By Justin Caruso
UPDATE 5:23 PM EST: The Washington Post has added a correction to the post in question — after this article was published. The paper held off on a correction on its site for nearly two hours after acknowledging the error on Twitter. The headline on Breitbart’s story has been updated to reflect this change.
The Washington Post described Nation of Islam leader Louis Farrakhan as “far-right” Thursday, then scrubbed the error from the article’s headline and text without acknowledging the edit.
The far-left newspaper’s coverage of Facebook’s latest move to ban controversial and anti-establishment figures linked Farrakhan with conservative activists, originally posting the headline “Facebook bans far-right leaders including Louis Farrakhan, Alex Jones, Milo Yiannopoulos for being ‘dangerous.’”
The false label was also included in the first line of author Elizabeth Dwoskin’s article.
The publication’s official Twitter account posted the same headline with this false information. In a followup tweet, the Post said, “We have deleted this tweet because it incorrectly included Louis Farrakhan, who has espoused anti-Semitic views, in a list of far-right leaders. Facebook banned extremist figures including Farrakhan, Alex Jones, Milo Yiannopoulos for being ‘dangerous.’”
However, the paper has not acknowledged any error on the article page itself — or told readers that its editors altered the headline, lead paragraph, and URL after publication.
Despite the stealth correction, the article has received the endorsement of NewsGuard, a Microsoft partner that marks news sources as reliable or not in a web browser extension — even on a cached version of the article with the false “far-right” label still included in the URL.
“This website adheres to all nine of NewsGuard’s standards of credibility and transparency,” a pop-up reads when users mouse over the green checkmark next to the Post‘s name.

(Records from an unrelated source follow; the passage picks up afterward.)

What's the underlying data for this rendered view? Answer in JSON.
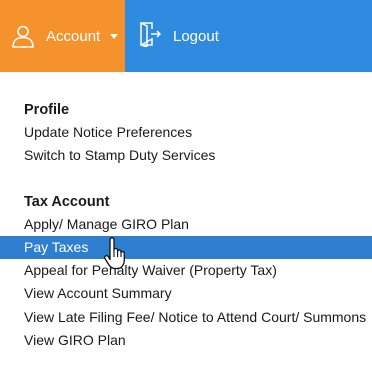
{
  "topbar": {
    "account": {
      "icon": "user-icon",
      "label": "Account",
      "caret": "chevron-down-icon",
      "bg_color": "#f5922b"
    },
    "logout": {
      "icon": "logout-door-icon",
      "label": "Logout",
      "bg_color": "#2f8be0"
    }
  },
  "menu": {
    "profile": {
      "heading": "Profile",
      "items": [
        {
          "label": "Update Notice Preferences"
        },
        {
          "label": "Switch to Stamp Duty Services"
        }
      ]
    },
    "tax_account": {
      "heading": "Tax Account",
      "items": [
        {
          "label": "Apply/ Manage GIRO Plan"
        },
        {
          "label": "Pay Taxes",
          "active": true
        },
        {
          "label": "Appeal for Penalty Waiver (Property Tax)"
        },
        {
          "label": "View Account Summary"
        },
        {
          "label": "View Late Filing Fee/ Notice to Attend Court/ Summons"
        },
        {
          "label": "View GIRO Plan"
        }
      ]
    },
    "highlight_color": "#2f7fd1"
  },
  "cursor": {
    "icon": "hand-pointer-icon"
  }
}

Among those criteria: “Regularly corrects or clarifies errors.”
NewsGuard similarly defended a stealth edit from corporate media in February, saying that the New York Times did not run afoul of its policy by altering a headline without acknowledging the update.
Another article published in The Atlantic about the Facebook bans used the headline “Instagram and Facebook Ban Far-Right Extremists,” with a photo of Farrakhan in the featured image. As of this writing, it has not been corrected.

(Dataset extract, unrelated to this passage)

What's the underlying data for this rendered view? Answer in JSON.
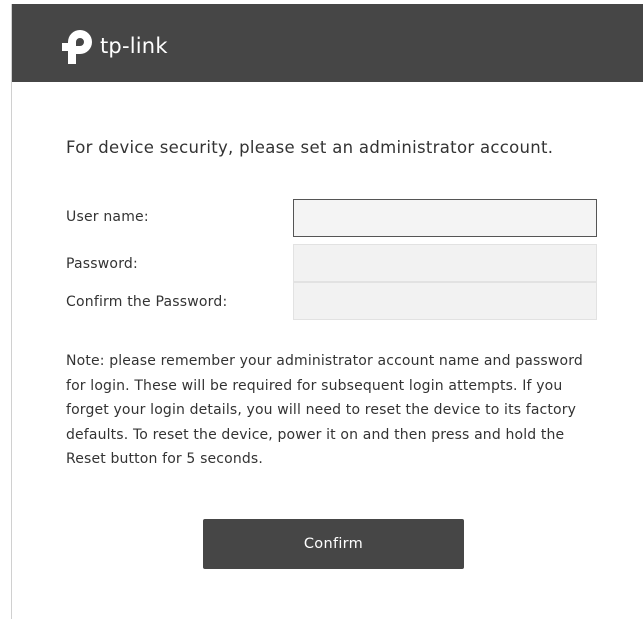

Farrakhan, who has praised Adolf Hitler and promotes an anti-Semitic and black nationalist worldview, has a number of well-documented relationships with Democratic lawmakers.
Former president Barack Obama posed for a photo with Farrakhan, and Minnesota Attorney General Keith Ellison (D) and Rep. Maxine Waters (D-CA) have long associatedwith the hateful preacher.

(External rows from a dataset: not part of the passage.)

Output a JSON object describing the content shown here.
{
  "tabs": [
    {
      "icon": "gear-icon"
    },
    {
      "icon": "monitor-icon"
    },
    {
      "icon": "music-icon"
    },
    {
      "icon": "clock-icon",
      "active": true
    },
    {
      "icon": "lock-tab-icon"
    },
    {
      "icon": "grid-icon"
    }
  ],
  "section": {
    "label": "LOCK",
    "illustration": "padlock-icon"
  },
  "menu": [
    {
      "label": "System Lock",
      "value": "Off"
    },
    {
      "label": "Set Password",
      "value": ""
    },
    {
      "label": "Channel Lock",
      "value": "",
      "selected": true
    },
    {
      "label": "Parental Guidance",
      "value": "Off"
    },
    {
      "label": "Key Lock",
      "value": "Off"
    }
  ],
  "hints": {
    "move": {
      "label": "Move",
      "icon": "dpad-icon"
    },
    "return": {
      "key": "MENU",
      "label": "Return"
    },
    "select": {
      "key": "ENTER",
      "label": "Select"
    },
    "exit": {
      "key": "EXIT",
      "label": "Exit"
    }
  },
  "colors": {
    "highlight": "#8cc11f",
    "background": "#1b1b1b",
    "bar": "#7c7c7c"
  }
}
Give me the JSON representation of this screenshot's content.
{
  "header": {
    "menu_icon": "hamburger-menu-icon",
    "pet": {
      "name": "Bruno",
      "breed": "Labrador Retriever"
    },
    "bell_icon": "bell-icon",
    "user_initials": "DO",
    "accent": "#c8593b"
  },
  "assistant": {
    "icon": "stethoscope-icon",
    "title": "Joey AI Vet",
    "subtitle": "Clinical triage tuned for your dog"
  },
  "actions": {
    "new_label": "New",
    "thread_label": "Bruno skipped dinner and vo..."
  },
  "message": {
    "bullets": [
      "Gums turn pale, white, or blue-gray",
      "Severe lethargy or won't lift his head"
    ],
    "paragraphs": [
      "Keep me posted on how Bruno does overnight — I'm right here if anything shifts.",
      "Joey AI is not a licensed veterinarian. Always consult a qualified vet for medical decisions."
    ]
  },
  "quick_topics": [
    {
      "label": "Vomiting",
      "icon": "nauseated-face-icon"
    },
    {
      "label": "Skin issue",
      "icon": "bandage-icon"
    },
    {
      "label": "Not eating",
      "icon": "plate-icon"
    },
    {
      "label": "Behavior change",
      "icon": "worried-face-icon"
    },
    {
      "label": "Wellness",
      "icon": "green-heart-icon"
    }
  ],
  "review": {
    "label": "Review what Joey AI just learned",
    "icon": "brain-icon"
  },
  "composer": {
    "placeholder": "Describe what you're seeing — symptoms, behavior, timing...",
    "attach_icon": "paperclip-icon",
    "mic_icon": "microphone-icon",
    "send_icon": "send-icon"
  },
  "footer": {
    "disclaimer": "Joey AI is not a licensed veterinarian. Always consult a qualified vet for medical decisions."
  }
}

Last October, Farrakhan said during an address that he was not an “antisemite” but an “anti-Termite.”
“So when they talk about Farrakhan, call me a hater, you know they do, call me an antisemite–stop it! I’m anti-termite! I don’t know nothing about hating somebody because of their religious preference,” he said
The Washington Post is under fire for printing a story with a contentious headline, implying that anger over the recent spate of bombings in Sri Lanka is unique to the “far right.”
Titled “Christianity under attack? Sri Lanka church bombings stoke far-right anger in the West,” the piece drew outrage online far and wide for its recklessly phrased headline.
In its story, the Post cites right-wing leaders and activists across the US and Europe – such as Marine Le Pen, leader of France’s National Rally party – who view the bombings in Sri Lanka as part of a greater attack on Christianity.
While the Post does acknowledge that “Christian minorities are targeted around the world,” some took the piece itself to be a religious slight.
“If you [need] any further proof that the Washington Post is anti-Christian, check out this asinine headline,” one user said on Twitter.